Exercise data: Begin
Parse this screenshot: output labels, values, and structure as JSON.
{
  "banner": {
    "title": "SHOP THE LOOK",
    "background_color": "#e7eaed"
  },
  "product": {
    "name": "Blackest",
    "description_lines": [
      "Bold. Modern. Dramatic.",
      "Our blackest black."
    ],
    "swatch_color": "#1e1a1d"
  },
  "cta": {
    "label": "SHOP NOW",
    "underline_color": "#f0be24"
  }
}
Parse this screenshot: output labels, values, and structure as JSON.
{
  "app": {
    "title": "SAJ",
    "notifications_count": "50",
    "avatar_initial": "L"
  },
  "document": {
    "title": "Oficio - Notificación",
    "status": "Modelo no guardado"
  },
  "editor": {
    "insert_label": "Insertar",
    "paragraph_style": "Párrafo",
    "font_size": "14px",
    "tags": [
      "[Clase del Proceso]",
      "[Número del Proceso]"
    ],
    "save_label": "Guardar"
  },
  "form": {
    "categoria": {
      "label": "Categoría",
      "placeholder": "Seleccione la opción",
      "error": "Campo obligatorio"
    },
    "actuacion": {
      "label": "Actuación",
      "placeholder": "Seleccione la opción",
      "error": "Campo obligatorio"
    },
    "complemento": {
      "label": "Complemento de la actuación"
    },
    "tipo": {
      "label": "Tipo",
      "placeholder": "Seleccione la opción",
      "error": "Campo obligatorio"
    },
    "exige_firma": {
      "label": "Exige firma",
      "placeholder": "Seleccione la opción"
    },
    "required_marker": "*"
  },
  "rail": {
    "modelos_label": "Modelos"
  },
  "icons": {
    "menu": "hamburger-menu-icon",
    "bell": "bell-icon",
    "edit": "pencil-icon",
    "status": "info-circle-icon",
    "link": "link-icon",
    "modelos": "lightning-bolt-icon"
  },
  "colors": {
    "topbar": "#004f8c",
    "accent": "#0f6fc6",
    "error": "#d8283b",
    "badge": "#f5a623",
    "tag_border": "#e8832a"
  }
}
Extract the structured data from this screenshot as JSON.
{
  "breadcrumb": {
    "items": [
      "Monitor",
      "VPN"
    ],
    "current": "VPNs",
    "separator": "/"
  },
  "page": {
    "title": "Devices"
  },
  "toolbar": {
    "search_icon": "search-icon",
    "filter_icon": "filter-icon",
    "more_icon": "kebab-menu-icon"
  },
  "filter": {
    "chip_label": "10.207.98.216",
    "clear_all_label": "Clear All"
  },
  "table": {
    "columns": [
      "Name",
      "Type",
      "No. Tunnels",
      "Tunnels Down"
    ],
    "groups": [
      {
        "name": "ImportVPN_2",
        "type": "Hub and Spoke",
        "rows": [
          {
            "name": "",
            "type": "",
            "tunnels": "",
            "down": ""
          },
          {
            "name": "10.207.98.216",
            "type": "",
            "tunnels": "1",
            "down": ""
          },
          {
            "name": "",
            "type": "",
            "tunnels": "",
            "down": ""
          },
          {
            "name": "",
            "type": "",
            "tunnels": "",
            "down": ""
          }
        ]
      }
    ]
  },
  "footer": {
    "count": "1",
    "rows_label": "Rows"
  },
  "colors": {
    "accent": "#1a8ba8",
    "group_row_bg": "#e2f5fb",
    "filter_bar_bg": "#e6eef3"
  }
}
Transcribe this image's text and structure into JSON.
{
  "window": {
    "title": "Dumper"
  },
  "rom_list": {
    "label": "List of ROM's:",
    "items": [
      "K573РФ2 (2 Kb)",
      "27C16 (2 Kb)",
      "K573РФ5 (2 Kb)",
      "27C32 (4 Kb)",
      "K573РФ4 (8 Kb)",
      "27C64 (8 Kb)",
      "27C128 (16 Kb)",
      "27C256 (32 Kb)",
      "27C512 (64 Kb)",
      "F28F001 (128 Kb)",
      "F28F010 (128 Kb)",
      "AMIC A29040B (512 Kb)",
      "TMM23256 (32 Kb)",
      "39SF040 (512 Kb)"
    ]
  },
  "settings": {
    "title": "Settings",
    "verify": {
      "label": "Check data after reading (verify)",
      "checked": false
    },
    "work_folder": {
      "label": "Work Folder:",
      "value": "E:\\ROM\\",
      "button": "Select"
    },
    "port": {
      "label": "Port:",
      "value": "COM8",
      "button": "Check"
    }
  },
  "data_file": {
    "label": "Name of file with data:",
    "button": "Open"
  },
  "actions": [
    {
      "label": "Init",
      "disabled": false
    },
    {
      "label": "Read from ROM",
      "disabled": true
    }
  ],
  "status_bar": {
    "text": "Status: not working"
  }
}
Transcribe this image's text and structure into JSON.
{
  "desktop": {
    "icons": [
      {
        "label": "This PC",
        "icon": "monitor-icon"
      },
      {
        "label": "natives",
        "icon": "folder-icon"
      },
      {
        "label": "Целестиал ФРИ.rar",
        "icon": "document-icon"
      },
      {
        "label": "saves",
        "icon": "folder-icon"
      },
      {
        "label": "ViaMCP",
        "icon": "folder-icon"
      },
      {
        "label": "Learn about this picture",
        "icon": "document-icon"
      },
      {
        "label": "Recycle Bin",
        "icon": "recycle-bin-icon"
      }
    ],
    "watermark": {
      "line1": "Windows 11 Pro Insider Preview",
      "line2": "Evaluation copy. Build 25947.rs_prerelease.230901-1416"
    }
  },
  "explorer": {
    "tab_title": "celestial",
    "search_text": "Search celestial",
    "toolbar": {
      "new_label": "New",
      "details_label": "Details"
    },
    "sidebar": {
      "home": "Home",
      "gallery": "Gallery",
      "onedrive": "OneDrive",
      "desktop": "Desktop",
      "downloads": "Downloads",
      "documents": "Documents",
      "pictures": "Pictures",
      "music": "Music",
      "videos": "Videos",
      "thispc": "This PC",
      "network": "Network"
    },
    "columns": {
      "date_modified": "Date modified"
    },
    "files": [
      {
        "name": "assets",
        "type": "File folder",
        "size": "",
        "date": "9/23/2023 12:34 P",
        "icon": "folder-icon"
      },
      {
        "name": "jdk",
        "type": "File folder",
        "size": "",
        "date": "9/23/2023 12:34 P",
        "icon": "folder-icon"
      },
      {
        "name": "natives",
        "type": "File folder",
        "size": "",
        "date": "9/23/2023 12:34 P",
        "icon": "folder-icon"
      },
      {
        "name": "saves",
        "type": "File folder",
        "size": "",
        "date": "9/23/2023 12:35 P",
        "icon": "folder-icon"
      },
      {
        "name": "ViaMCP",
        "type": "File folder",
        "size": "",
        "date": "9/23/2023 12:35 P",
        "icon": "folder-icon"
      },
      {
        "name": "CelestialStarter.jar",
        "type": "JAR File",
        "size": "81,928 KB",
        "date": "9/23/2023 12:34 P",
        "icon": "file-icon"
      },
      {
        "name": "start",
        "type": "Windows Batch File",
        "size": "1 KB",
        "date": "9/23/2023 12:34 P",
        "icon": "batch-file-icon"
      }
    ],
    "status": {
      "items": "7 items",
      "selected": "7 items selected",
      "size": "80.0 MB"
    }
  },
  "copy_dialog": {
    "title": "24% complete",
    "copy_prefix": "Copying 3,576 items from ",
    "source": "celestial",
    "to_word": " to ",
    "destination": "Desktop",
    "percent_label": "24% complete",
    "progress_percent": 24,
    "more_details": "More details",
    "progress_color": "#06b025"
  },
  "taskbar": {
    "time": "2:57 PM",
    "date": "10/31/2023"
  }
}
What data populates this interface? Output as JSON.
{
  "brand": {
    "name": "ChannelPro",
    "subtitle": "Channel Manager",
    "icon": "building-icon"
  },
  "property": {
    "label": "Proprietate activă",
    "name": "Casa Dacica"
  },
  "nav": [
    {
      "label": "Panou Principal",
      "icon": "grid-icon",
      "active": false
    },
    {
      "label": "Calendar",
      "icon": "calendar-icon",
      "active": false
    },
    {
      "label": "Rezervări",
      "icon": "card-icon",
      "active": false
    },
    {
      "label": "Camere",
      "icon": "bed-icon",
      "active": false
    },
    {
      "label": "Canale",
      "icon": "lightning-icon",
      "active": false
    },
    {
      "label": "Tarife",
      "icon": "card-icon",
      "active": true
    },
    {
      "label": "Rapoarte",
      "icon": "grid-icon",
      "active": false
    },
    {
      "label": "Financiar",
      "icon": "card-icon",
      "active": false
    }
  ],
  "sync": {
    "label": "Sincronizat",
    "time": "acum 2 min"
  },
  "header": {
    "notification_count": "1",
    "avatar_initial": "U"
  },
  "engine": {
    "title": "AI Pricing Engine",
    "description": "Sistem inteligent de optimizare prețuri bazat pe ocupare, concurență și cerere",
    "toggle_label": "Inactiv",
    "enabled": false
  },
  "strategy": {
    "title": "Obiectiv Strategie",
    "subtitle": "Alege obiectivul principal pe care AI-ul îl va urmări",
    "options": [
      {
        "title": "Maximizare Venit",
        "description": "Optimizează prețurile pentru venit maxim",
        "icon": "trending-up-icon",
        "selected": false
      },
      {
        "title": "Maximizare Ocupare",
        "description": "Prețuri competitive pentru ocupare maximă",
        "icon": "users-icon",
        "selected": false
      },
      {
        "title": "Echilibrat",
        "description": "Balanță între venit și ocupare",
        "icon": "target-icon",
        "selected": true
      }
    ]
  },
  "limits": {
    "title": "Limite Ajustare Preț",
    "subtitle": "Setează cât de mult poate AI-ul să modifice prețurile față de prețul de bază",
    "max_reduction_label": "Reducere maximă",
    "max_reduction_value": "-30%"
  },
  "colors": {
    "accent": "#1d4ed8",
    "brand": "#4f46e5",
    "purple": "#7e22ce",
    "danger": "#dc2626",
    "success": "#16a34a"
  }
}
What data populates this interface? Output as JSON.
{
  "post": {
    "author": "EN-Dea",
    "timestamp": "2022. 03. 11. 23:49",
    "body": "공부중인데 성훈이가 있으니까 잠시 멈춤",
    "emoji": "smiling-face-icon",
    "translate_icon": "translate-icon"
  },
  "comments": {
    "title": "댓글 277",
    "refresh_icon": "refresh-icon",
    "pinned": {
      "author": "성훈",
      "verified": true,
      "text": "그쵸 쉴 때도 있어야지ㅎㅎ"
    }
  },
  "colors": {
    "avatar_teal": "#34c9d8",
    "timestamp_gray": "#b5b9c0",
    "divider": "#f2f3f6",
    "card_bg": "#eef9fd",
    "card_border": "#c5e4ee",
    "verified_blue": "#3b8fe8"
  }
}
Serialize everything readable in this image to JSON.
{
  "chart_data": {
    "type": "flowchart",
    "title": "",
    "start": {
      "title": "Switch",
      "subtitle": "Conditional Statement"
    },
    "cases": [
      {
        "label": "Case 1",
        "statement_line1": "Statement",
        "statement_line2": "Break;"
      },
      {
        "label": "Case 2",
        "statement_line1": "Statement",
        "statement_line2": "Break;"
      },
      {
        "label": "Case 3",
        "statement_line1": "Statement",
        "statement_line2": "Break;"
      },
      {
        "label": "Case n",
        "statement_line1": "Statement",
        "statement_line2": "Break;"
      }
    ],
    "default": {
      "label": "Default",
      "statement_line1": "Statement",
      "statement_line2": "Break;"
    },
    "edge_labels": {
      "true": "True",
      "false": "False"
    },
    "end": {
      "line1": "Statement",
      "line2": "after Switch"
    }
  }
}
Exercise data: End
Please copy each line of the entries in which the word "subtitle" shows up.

    "subtitle": "Channel Manager",
    "subtitle": "Alege obiectivul principal pe care AI-ul îl va urmări",
    "subtitle": "Setează cât de mult poate AI-ul să modifice prețurile față de prețul de bază",
      "subtitle": "Conditional Statement"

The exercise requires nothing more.